If you live in an area that gets snow during the winter, sledding is probably a part of your family's winter activities. Sledding can be great fun, but it can also lead to serious injuries. Research shows over 20,000 emergency room visits per year were a direct result of sledding injuries in patients 19 and younger.
Most sledding injuries in kids are preventable, if proper precautions are taken. If you don't put safety first when sledding, this wildly entertaining activity can lead to serious injuries. Head and neck injuries are a particular concern while sledding. Severe cases can lead to paralysis, disability, or even death.
Don't let injuries get in the way of your children's winter fun. These tips will help both you and your children sled safely and stay out of the E.R. over the holidays.
I can already hear the complaining as I write this. "Dad, Do I really need to wear that dorky helmet?"
Children should always wear a helmet when sledding -- no exceptions! Sleds can reach high speeds, and a blow to the head at those speeds could result in a concussion or more serious head injury. A well-fitted helmet can greatly reduce the likelihood of concussions and other traumatic brain injuries if an accident does happen.
My new 55" flat screen TV came with a sturdy box. It would be perfect for the kids to sled on. Not so fast, my spendthrift friend...
Don't use any makeshift substitutes for a sled, such as cardboard boxes, plastic sheets, and lunch trays. These items are not designed for sledding and are dangerous if used for that purpose. In addition to being difficult to steer, softer and thinner items like plastic sheets and cardboard boxes can easily be pierced by objects on the ground. Opt for a sled with runners and a steering mechanism, rather than a toboggan, snow disc, or inflatable snow tube. A sled with a steering mechanism is easier to control should there be an unexpected obstacle. While snow tubes, discs, and toboggans are designed for sliding down a snowy hill, they can be nearly impossible to steer. Snow tubes can also propel children into the air if they hit a bump.
The Right Terrain
May sound obvious, but choose a hill that is specifically designated or designed for sledding. Avoid sledding down public streets or hills with a road at the bottom. The roads will be slippery, and it will be difficult for cars to stop in time. The hill should be clear of bumps, rocks, trees, poles, and other obstacles. These hazardous objects increase the likelihood of collision and injury. Avoid sledding on a hill with hard-packed snow or ice. If you fall off the sled, the ice will make for a harder landing and increase your likelihood of injury. If you see an obstacle approaching and cannot stop the sled or get out of the way fast enough, roll off the sled away from the obstacle.
It's More Fun Head First. It's Less Fun In the E.R.

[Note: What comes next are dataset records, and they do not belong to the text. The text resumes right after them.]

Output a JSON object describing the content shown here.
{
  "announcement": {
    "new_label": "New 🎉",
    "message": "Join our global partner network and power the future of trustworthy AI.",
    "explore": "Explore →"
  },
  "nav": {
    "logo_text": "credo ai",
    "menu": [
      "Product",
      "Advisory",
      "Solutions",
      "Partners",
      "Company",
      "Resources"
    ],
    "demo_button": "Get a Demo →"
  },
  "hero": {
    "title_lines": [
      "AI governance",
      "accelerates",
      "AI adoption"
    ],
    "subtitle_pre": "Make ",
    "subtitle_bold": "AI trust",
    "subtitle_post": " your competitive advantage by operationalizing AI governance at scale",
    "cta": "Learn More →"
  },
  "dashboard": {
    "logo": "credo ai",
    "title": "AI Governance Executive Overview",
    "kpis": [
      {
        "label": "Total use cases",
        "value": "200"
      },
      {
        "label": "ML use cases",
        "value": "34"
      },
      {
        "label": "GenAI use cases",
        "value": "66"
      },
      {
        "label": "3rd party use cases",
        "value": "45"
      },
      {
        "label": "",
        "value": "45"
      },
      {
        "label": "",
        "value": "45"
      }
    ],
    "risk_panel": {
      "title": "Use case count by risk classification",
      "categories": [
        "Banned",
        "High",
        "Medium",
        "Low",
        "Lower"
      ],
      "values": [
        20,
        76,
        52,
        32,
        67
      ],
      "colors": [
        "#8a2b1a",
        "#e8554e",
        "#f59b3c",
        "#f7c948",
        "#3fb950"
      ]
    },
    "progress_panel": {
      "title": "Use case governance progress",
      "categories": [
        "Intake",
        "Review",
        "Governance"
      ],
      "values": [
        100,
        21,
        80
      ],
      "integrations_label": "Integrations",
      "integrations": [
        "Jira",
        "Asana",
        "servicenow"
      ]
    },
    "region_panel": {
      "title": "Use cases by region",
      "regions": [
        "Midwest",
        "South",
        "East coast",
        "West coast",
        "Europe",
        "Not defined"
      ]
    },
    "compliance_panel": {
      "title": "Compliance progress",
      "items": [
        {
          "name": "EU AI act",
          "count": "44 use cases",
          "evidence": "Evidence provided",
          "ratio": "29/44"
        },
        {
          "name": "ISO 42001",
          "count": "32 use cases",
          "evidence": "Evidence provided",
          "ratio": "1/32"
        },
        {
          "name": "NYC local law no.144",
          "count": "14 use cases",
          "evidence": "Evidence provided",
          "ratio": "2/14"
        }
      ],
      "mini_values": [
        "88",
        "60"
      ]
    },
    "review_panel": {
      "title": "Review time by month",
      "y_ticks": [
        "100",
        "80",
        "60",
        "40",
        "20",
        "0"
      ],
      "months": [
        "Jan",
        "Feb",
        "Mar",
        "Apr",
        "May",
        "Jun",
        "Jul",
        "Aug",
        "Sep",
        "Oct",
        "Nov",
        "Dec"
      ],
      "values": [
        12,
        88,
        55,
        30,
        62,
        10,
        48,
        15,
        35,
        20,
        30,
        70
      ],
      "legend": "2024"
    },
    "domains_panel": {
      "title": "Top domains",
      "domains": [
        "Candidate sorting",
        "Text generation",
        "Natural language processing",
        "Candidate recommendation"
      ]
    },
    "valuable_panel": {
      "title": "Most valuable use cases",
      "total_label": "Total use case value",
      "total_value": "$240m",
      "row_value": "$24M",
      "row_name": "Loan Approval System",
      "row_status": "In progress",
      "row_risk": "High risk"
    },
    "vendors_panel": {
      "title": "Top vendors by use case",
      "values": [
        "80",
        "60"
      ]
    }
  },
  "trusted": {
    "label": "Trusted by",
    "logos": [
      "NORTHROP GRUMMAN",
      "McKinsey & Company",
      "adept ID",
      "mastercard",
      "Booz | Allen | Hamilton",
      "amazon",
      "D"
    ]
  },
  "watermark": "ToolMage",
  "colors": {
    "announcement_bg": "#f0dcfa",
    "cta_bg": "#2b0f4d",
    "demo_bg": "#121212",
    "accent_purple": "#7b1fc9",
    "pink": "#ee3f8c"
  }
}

You should never sled head first, or you will put yourself at a greater risk for a head injury. Instead, sit on the sled facing forward. Never sled while lying on your stomach, facing backward, or standing. The forward-facing position gives you the best control over the sled. Small children should sled with an adult. Other than that exception, sledders should go down the hill one at a time with only one person per sled to avoid collisions.
Sledding is a fun winter tradition, as long as you put your child's safety first. Follow these tips so you can worry less about injuries and have a good time over the holidays.
Healthy & Happy Holiday Wishes!
Michael Gleiber MD
Questions? Let me hear from you!